__Brief__. Nothing in the records may change. Print them all again.

-------- Records provided --------

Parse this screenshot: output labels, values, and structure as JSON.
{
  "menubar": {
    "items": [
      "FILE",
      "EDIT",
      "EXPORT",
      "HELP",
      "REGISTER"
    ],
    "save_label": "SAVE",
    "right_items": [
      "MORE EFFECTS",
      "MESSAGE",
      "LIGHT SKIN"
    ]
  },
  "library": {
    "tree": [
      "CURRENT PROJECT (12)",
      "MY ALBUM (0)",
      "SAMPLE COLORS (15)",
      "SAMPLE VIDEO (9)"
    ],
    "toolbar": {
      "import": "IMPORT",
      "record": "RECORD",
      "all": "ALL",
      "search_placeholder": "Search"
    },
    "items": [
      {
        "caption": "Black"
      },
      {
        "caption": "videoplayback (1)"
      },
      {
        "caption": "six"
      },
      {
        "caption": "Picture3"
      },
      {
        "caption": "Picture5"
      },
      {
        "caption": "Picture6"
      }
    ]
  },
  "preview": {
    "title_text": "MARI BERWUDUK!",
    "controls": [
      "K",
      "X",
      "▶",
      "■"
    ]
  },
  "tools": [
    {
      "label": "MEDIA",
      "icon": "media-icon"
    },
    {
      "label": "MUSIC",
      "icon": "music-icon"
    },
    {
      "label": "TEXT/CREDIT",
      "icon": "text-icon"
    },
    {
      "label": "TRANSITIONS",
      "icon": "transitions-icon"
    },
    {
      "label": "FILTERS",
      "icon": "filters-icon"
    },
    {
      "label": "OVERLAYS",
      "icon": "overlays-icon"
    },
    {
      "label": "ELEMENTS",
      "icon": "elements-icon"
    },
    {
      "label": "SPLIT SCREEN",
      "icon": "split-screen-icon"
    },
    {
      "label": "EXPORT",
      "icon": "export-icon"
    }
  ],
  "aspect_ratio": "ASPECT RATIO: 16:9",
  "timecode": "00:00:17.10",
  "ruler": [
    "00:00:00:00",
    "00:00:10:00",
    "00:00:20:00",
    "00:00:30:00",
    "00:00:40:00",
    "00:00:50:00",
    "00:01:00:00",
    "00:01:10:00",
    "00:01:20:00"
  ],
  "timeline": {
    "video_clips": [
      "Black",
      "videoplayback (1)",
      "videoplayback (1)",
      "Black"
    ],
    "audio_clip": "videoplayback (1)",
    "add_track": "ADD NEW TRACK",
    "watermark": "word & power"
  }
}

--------

__Your response__.
Parse this screenshot: output labels, values, and structure as JSON.
{
  "menubar": {
    "items": [
      "FILE",
      "EDIT",
      "EXPORT",
      "HELP",
      "REGISTER"
    ],
    "save_label": "SAVE",
    "right_items": [
      "MORE EFFECTS",
      "MESSAGE",
      "LIGHT SKIN"
    ]
  },
  "library": {
    "tree": [
      "CURRENT PROJECT (12)",
      "MY ALBUM (0)",
      "SAMPLE COLORS (15)",
      "SAMPLE VIDEO (9)"
    ],
    "toolbar": {
      "import": "IMPORT",
      "record": "RECORD",
      "all": "ALL",
      "search_placeholder": "Search"
    },
    "items": [
      {
        "caption": "Black"
      },
      {
        "caption": "videoplayback (1)"
      },
      {
        "caption": "six"
      },
      {
        "caption": "Picture3"
      },
      {
        "caption": "Picture5"
      },
      {
        "caption": "Picture6"
      }
    ]
  },
  "preview": {
    "title_text": "MARI BERWUDUK!",
    "controls": [
      "K",
      "X",
      "▶",
      "■"
    ]
  },
  "tools": [
    {
      "label": "MEDIA",
      "icon": "media-icon"
    },
    {
      "label": "MUSIC",
      "icon": "music-icon"
    },
    {
      "label": "TEXT/CREDIT",
      "icon": "text-icon"
    },
    {
      "label": "TRANSITIONS",
      "icon": "transitions-icon"
    },
    {
      "label": "FILTERS",
      "icon": "filters-icon"
    },
    {
      "label": "OVERLAYS",
      "icon": "overlays-icon"
    },
    {
      "label": "ELEMENTS",
      "icon": "elements-icon"
    },
    {
      "label": "SPLIT SCREEN",
      "icon": "split-screen-icon"
    },
    {
      "label": "EXPORT",
      "icon": "export-icon"
    }
  ],
  "aspect_ratio": "ASPECT RATIO: 16:9",
  "timecode": "00:00:17.10",
  "ruler": [
    "00:00:00:00",
    "00:00:10:00",
    "00:00:20:00",
    "00:00:30:00",
    "00:00:40:00",
    "00:00:50:00",
    "00:01:00:00",
    "00:01:10:00",
    "00:01:20:00"
  ],
  "timeline": {
    "video_clips": [
      "Black",
      "videoplayback (1)",
      "videoplayback (1)",
      "Black"
    ],
    "audio_clip": "videoplayback (1)",
    "add_track": "ADD NEW TRACK",
    "watermark": "word & power"
  }
}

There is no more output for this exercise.